FILE - Health Minister Adrian Dix and Provincial Health Officer Dr. Bonnie Henry. (Courtesy B.C. Government)
Summary

B.C. reported 122 new COVID-19 cases Wednesday and few people in self-isolation

There have been no new deaths or outbreaks in the community or at long-term care homes

Of the 7,498 confirmed cases of the virus, 5,646 patients have recovered

VICTORIA (NEWS 1130) — While there are fewer people in self-isolation in B.C., the province announced another 122 cases of COVID-19 Wednesday.

In the last 24 hours, people quarantining after coming into contact with someone who has the virus dropped by about three dozen to 2,966.

But there have been more active cases recorded in the province, with a total of 1,614.

Sixty people have hospitalized for treatment and 23 of them are in intensive care.


No one else has died from the virus, meaning the total remains at 213 since the start of the pandemic.

This comes the same day the province confirmed COVID-19 exposures in the school system will be documented online. Fraser Health launched its site already.

There aren’t new outbreaks in the community or in long-term care facilities. Eleven long-term care or assisted-living facilities still have outbreaks, as do and three acute-care facilities.

However, an outbreak at Delta Hosptial was declared Wednesday.

Exposure events are updated by the BC Centre for Disease Control.

Of the 7,498 confirmed cases of the virus, 5,646 patients have recovered, bringing the recovery rate up slightly from earlier in the week to 75.3 per cent.

Vancouver Coastal Health has seen 2,660 cases of COVID-19, while there has been 3,835 in the Fraser Health region, 195 in Island, 485 in Interior, 237 Northern, and 85 cases of people who reside outside of Canada.


A joint statement from Health Minister Adrian Dix and Provincial Health Officer Dr. Bonnie Henry said the province will continue to adjust its approach to the virus as it better understands where risks exist, but the pandemic of overdoses is equally concerning.

Henry issued a new public health order earlier in the day allowing doctors, as well as registered nurses and registered psychiatric nurse practitioners to prescribe safe alternatives to toxic street drugs and prevent overdose deaths as the province continues to grapple with the overdose crisis.

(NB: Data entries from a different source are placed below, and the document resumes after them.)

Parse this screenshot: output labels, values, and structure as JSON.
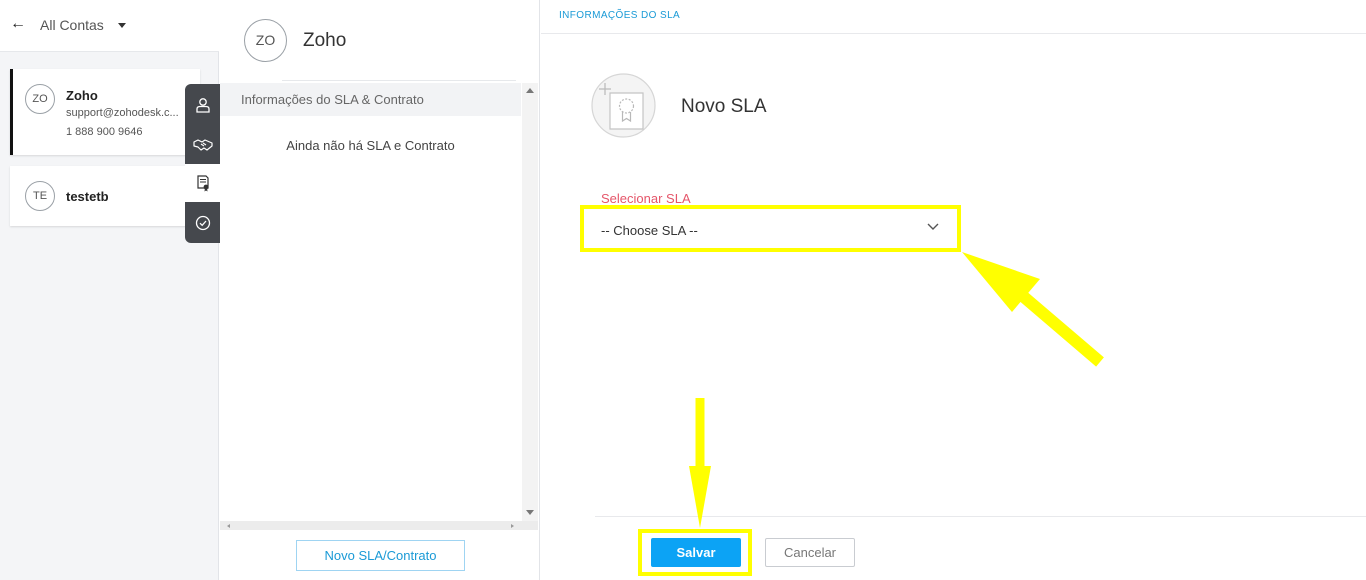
{
  "left_panel": {
    "header_label": "All Contas",
    "accounts": [
      {
        "initials": "ZO",
        "name": "Zoho",
        "email": "support@zohodesk.c...",
        "phone": "1 888 900 9646",
        "selected": true
      },
      {
        "initials": "TE",
        "name": "testetb",
        "selected": false
      }
    ],
    "strip_icons": [
      "contact-icon",
      "handshake-icon",
      "contract-icon",
      "check-circle-icon"
    ]
  },
  "middle_panel": {
    "initials": "ZO",
    "account_name": "Zoho",
    "section_title": "Informações do SLA & Contrato",
    "empty_message": "Ainda não há SLA e Contrato",
    "new_button": "Novo SLA/Contrato"
  },
  "right_panel": {
    "header_title": "INFORMAÇÕES DO SLA",
    "form_title": "Novo SLA",
    "select_label": "Selecionar SLA",
    "select_value": "-- Choose SLA --",
    "save_label": "Salvar",
    "cancel_label": "Cancelar"
  },
  "colors": {
    "accent_blue": "#0ca3f5",
    "link_blue": "#1a9ad6",
    "label_red": "#e5566a",
    "annotation_yellow": "#ffff00",
    "strip_dark": "#45484d"
  }
}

“This new order is about connecting more people to treatment and doing all we can to save lives by supporting people who use drugs to do so safely,” they said.